The crown, the sword and the sceptre: Royal instruments for Thai King's coronation

A tourist walks past a portrait of Thailand's King Maha Vajiralongkorn in Bangkok, on May 1, 2019, ahead of his coronation that will take place from May 4 to 6.
A tourist walks past a portrait of Thailand's King Maha Vajiralongkorn in Bangkok, on May 1, 2019, ahead of his coronation that will take place from May 4 to 6.PHOTO: AFP

BANGKOK (REUTERS) - During Thailand's main coronation event for King Maha Vajiralongkorn on Saturday (May 4), the monarch will be presented with five articles of royal regalia, which are treated as symbols of kingship, marking the legitimacy of his reign.

Historical evidence suggests the tradition dates back to the Ayutthaya period (1350-1767) of Siam, as Thailand was known.

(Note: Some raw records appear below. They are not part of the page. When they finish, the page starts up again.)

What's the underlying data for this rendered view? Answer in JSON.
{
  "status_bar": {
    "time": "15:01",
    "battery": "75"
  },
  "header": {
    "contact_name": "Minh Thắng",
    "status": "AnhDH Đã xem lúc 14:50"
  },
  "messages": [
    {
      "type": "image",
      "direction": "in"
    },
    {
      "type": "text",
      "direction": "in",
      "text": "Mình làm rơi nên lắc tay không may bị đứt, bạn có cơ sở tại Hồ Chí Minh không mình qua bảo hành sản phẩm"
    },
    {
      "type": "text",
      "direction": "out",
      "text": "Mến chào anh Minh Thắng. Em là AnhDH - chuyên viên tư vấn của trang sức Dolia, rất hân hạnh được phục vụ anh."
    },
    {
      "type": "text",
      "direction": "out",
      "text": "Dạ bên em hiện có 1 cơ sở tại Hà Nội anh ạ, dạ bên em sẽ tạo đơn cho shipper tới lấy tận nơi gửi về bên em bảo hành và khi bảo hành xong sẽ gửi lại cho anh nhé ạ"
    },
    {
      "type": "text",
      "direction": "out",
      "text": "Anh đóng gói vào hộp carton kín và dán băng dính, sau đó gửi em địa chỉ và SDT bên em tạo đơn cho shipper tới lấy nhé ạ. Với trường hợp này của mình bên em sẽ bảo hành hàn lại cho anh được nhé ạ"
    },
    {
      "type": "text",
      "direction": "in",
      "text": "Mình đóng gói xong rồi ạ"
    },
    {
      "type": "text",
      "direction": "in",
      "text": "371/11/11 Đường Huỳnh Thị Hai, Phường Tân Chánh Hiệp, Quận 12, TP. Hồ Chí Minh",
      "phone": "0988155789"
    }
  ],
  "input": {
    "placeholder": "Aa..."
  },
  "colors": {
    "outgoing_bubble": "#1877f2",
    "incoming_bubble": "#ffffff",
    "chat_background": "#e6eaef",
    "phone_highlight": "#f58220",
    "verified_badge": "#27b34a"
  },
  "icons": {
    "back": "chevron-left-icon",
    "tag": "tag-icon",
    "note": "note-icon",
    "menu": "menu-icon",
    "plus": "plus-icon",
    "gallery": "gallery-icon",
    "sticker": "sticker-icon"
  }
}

The items were first made for the coronation of King Buddha Yod Fa Chulalok, or Rama I, and heavily infused with Hindu-Brahman beliefs.

Here are the five royal instruments that will play a vital role in making King Vajiralongkorn, or Rama X, the 10th divine monarch of Thailand's Chakri dynasty.

1. THE GREAT CROWN OF VICTORY

The crown is the most important article among all the royal regalia. Adorned with diamonds set in gold enamel, the crown is 66cm high and weighs 7.3kg. At the tip of the cone-shaped crown is a large diamond from Kolkata called "Phra Maha Wichian Mani".

During coronation ceremonies of the early reigns, kings Rama I to III would only place the crown next to them upon receiving it. But later, when Siam had more contact with European countries, King Rama IV started the practice of placing the crown upon his head, to be more in line with the Western idea of kingship.

The high-reaching crown symbolises the summit of Mount Meru, the Hindu god Indra's heavenly abode, and its weight represents the monarch's royal burden.

2. THE SWORD OF VICTORY

The sword is believed to be an ancient sword of the Khmer Empire, which was lost at the bottom of a lake in Siem Reap until it was caught in a fisherman's net and later presented to King Rama I.

The king then ordered the sword's hilt and sheath to be ornamented in gold enamel and precious gems, becoming the sword "Phra Saeng Khan Chai Sri" as we now know it.

The length of the sword is 89.8cm, including the 64.5cm blade. It weighs 1.9kg when enclosed with the sheath.

 
 
 

It represents the king's ability to protect his nation.

3. THE ROYAL SCEPTRE

The 118cm staff, called "Than Phra Kon", is made of Javanese Cassia wood enamelled in gold. The finial is shaped like a trident gilded with gold and its iron hilt is also inlaid with gold.

The staff symbolises the righteousness of the king.

4. THE ROYAL FAN AND FLY WHISK

The "Walawichani" was originally only a fan made of a palm leaf, with gold-trimmed rim and gold-enamelled rod.

However, King Rama IV said "Walawichani", in the Pali language, refers more to a whisk-like item, made from the hair of a yak, an animal found in the Himalayas. The king, therefore, ordered the whisk to be made and included it in the royal regalia along with the original palm-leaf fan.

The fan and whisk signify the king's duty to chase away his people's troubles.

5. THE ROYAL SLIPPERS

The curve-tipped slippers, called "Chalong Phrabat Choeng Ngon", are made of colourful enamelled gold and inlaid with diamonds.

During the coronation ceremony, the chief Brahmin, who presents the king with the royal regalia, will put the slippers on the king's feet.

The royal slippers represent the ground of Mount Meru, the abode of the god Indra.